. But frankly, I was disappointed by the work.
The book starts out strange. We’re initially given a set of characters and become immersed and invested in their story, and then they’re abruptly pushed aside, making way for a whole new generation of characters. I found that sudden shift in perspective slightly jarring to the senses. And when we get to the main story there’s really nothing much to it, the focus being Tristran’s quest to find a fallen star, and bring it back to the girl he loves. Actually, the main bulk of the text is supported by various vignettes with supporting characters that color and enliven the story. Without them, the story would definitely be flat and uneventful.
Those little scenes are rather fun and amusing, but I kept having little déjà vu moments as I was reading them. They sounded so familiar. Take this scene, for example, with Tristran and the little hairy man. Tristran’s just complimented the man for the breakfast he’s cooked:
“That’s kind of you,” said the small figure… “Kind of you, I’m sure. But you
know, and I
know, that it’s just fried field-mushrumps, and never a patch on nothing proper….”
“ ‘Is there more?
’ he says, as if it were poached quail’s eggs and smoked gazelle and truffles, not just a mushrump, what tastes more or less like something what’s been dead for a week and a cat wouldn’t touch…. “You says that now,” said ] with gloomy relish, “but you’ll not be saying that in an hour’s time. They’ll undoubtedly disagree with you…”
Compare it to this scene from [b:The Silver Chair:
“When the meal came it was delicious and the children had two large helpings each. At first the Marsh-wiggle wouldn’t believe that they really liked it, and when they had eaten so much that he had to believe them, he fell back on saying that it would probably disagree with them horribly. “What’s food for wiggles may be poison for humans, I shouldn’t wonder,” it said.”
Turns out that I’m not that crazy after all. ;) I remember really liking that scene in The Silver Chair
, and had it marked in my book. When I found it again, I was so surprised by the similarities in these two scenes. Later, I smiled inwardly reading that Gaiman in his Acknowledgements section lists C.S. Lewis as a great influence on his work. Huh, I’ll say!
I also wasn’t very impressed with the ending. Yvaine states that she’s not sure when her feelings for Tristran changed. I couldn’t help but agree with her; it just seemed rather sudden. Also I wanted to know why the servant girl had catlike ears, when the descriptions of her brothers and father seemed more humanlike in appearance.

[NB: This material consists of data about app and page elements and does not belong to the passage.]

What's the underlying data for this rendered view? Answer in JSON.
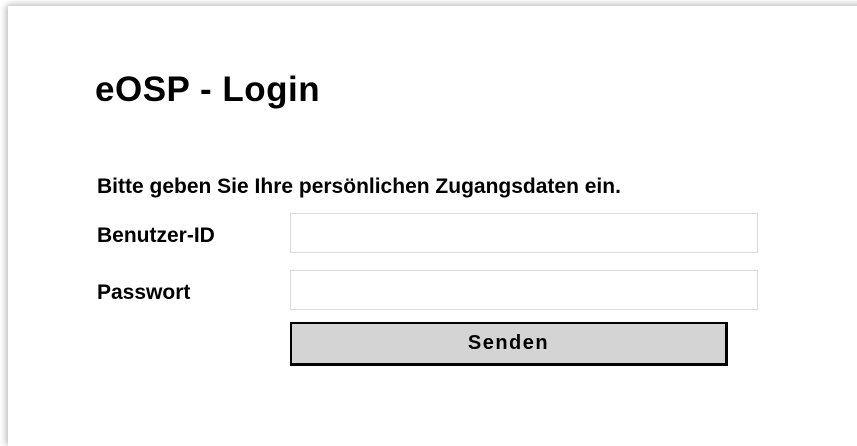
{
  "login": {
    "title": "eOSP - Login",
    "instruction": "Bitte geben Sie Ihre persönlichen Zugangsdaten ein.",
    "user_id": {
      "label": "Benutzer-ID",
      "value": "",
      "placeholder": ""
    },
    "password": {
      "label": "Passwort",
      "value": "",
      "placeholder": ""
    },
    "submit_label": "Senden"
  },
  "colors": {
    "background": "#ffffff",
    "text": "#000000",
    "button_face": "#d4d4d4",
    "field_border": "#d9d9d9"
  }
}
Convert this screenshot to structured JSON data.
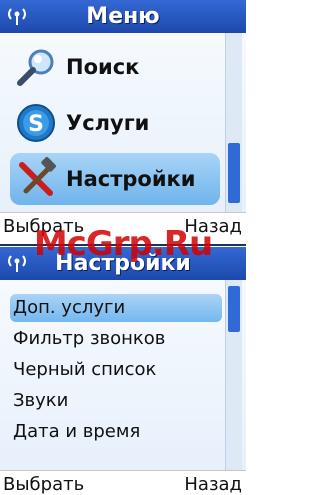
{
  "screens": [
    {
      "title": "Меню",
      "items": [
        {
          "label": "Поиск",
          "icon": "magnifier-icon"
        },
        {
          "label": "Услуги",
          "icon": "skype-icon"
        },
        {
          "label": "Настройки",
          "icon": "tools-icon",
          "selected": true
        }
      ],
      "softkeys": {
        "left": "Выбрать",
        "right": "Назад"
      }
    },
    {
      "title": "Настройки",
      "items": [
        {
          "label": "Доп. услуги",
          "selected": true
        },
        {
          "label": "Фильтр звонков"
        },
        {
          "label": "Черный список"
        },
        {
          "label": "Звуки"
        },
        {
          "label": "Дата и время"
        }
      ],
      "softkeys": {
        "left": "Выбрать",
        "right": "Назад"
      }
    }
  ],
  "watermark": "McGrp.Ru",
  "colors": {
    "titlebar": "#1d49ad",
    "selection": "#74b8ee",
    "scroll_thumb": "#2f6ad6",
    "watermark": "#d20000"
  }
}
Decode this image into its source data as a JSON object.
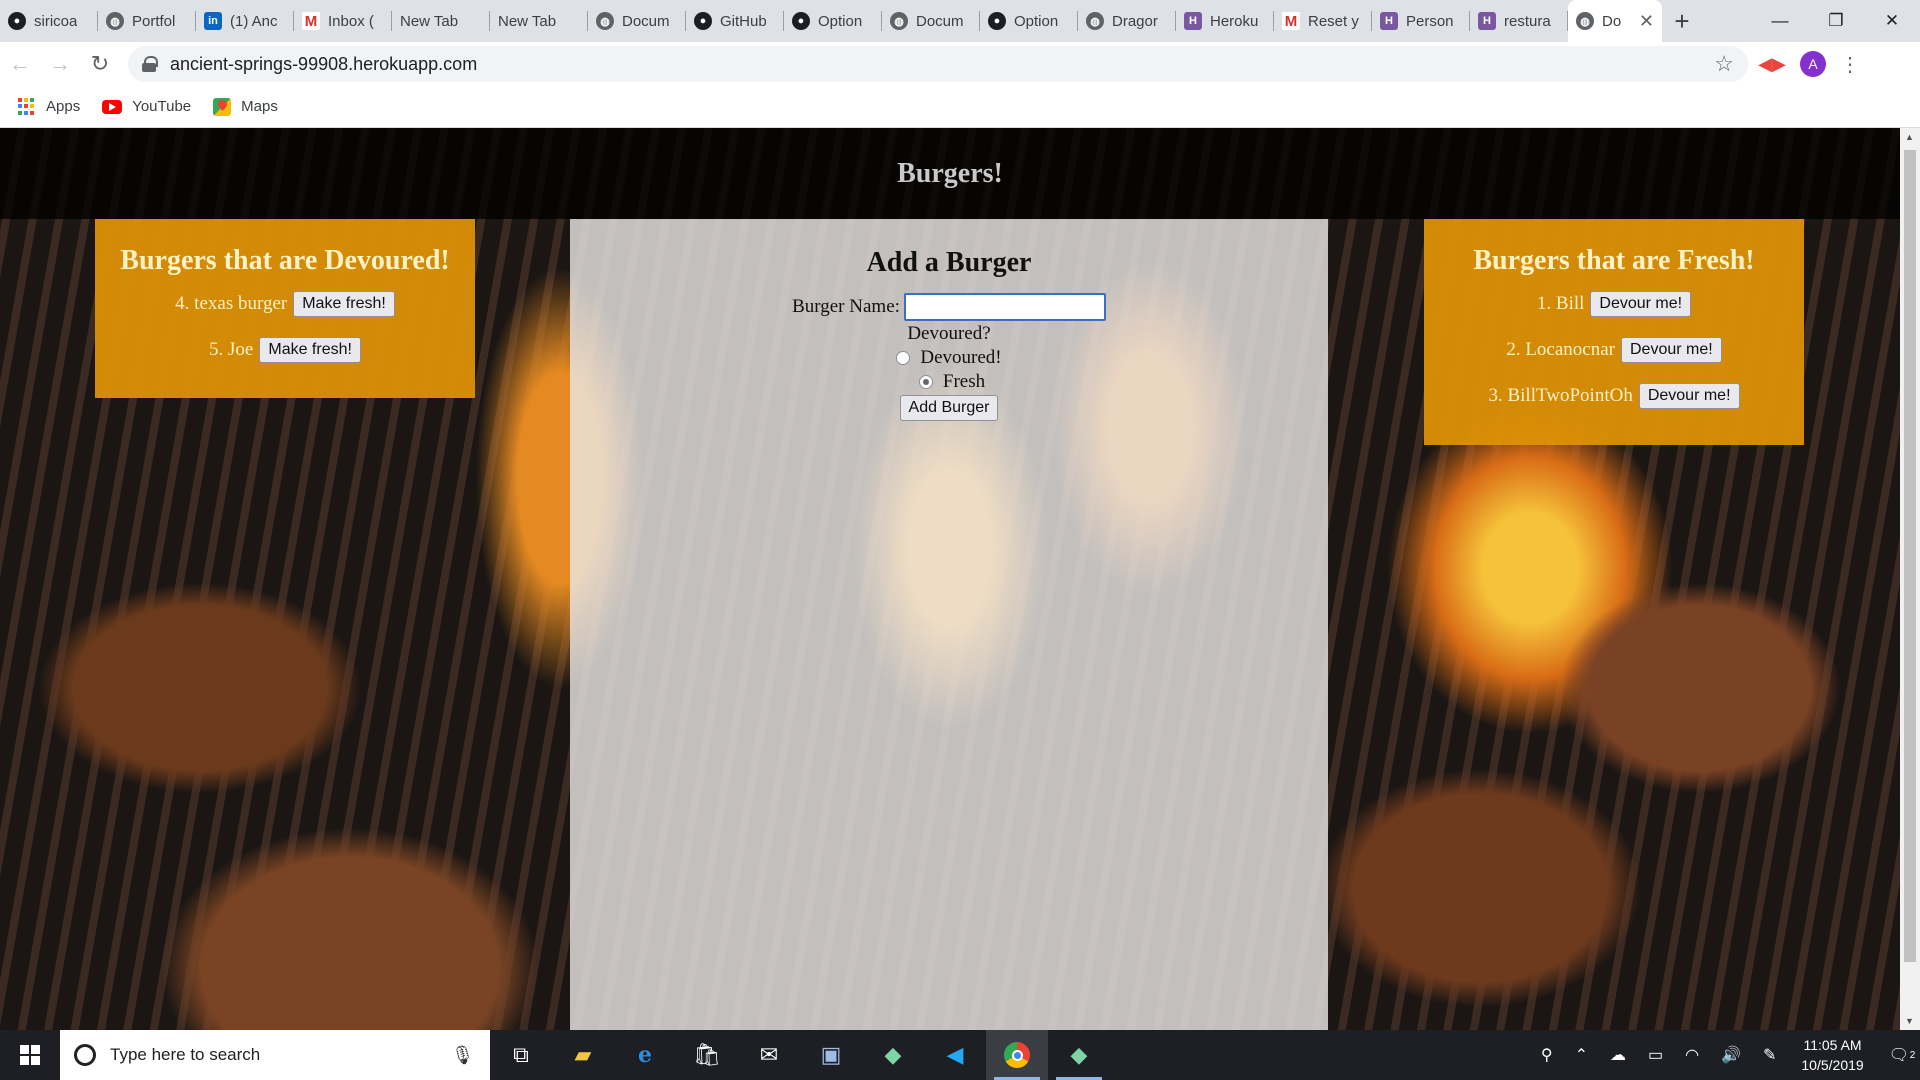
{
  "browser": {
    "tabs": [
      {
        "label": "siricoa",
        "icon": "github-icon"
      },
      {
        "label": "Portfol",
        "icon": "globe-icon"
      },
      {
        "label": "(1) Anc",
        "icon": "linkedin-icon"
      },
      {
        "label": "Inbox (",
        "icon": "gmail-icon"
      },
      {
        "label": "New Tab",
        "icon": ""
      },
      {
        "label": "New Tab",
        "icon": ""
      },
      {
        "label": "Docum",
        "icon": "globe-icon"
      },
      {
        "label": "GitHub",
        "icon": "github-icon"
      },
      {
        "label": "Option",
        "icon": "github-icon"
      },
      {
        "label": "Docum",
        "icon": "globe-icon"
      },
      {
        "label": "Option",
        "icon": "github-icon"
      },
      {
        "label": "Dragor",
        "icon": "globe-icon"
      },
      {
        "label": "Heroku",
        "icon": "heroku-icon"
      },
      {
        "label": "Reset y",
        "icon": "gmail-icon"
      },
      {
        "label": "Person",
        "icon": "heroku-icon"
      },
      {
        "label": "restura",
        "icon": "heroku-icon"
      }
    ],
    "active_tab": {
      "label": "Do",
      "icon": "globe-icon"
    },
    "url": "ancient-springs-99908.herokuapp.com",
    "avatar_letter": "A",
    "bookmarks": [
      {
        "label": "Apps",
        "icon": "apps-icon"
      },
      {
        "label": "YouTube",
        "icon": "youtube-icon"
      },
      {
        "label": "Maps",
        "icon": "maps-icon"
      }
    ]
  },
  "page": {
    "title": "Burgers!",
    "devoured": {
      "heading": "Burgers that are Devoured!",
      "button_label": "Make fresh!",
      "items": [
        {
          "name": "4. texas burger"
        },
        {
          "name": "5. Joe"
        }
      ]
    },
    "form": {
      "heading": "Add a Burger",
      "name_label": "Burger Name:",
      "name_value": "",
      "status_label": "Devoured?",
      "option_devoured": "Devoured!",
      "option_fresh": "Fresh",
      "selected_option": "Fresh",
      "submit_label": "Add Burger"
    },
    "fresh": {
      "heading": "Burgers that are Fresh!",
      "button_label": "Devour me!",
      "items": [
        {
          "name": "1. Bill"
        },
        {
          "name": "2. Locanocnar"
        },
        {
          "name": "3. BillTwoPointOh"
        }
      ]
    }
  },
  "taskbar": {
    "search_placeholder": "Type here to search",
    "time": "11:05 AM",
    "date": "10/5/2019",
    "notification_count": "2",
    "apps": [
      "task-view-icon",
      "file-explorer-icon",
      "edge-icon",
      "store-icon",
      "mail-icon",
      "visual-studio-icon",
      "gitkraken-icon",
      "vscode-icon",
      "chrome-icon",
      "gitkraken-icon"
    ]
  },
  "colors": {
    "panel_bg": "#de9206",
    "header_bg": "#000000",
    "center_bg": "#eceae8",
    "input_border": "#3b6fc4"
  }
}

Despite that, I did like the book, some scenes are just too good to forget, but I just can’t rate it higher than three stars.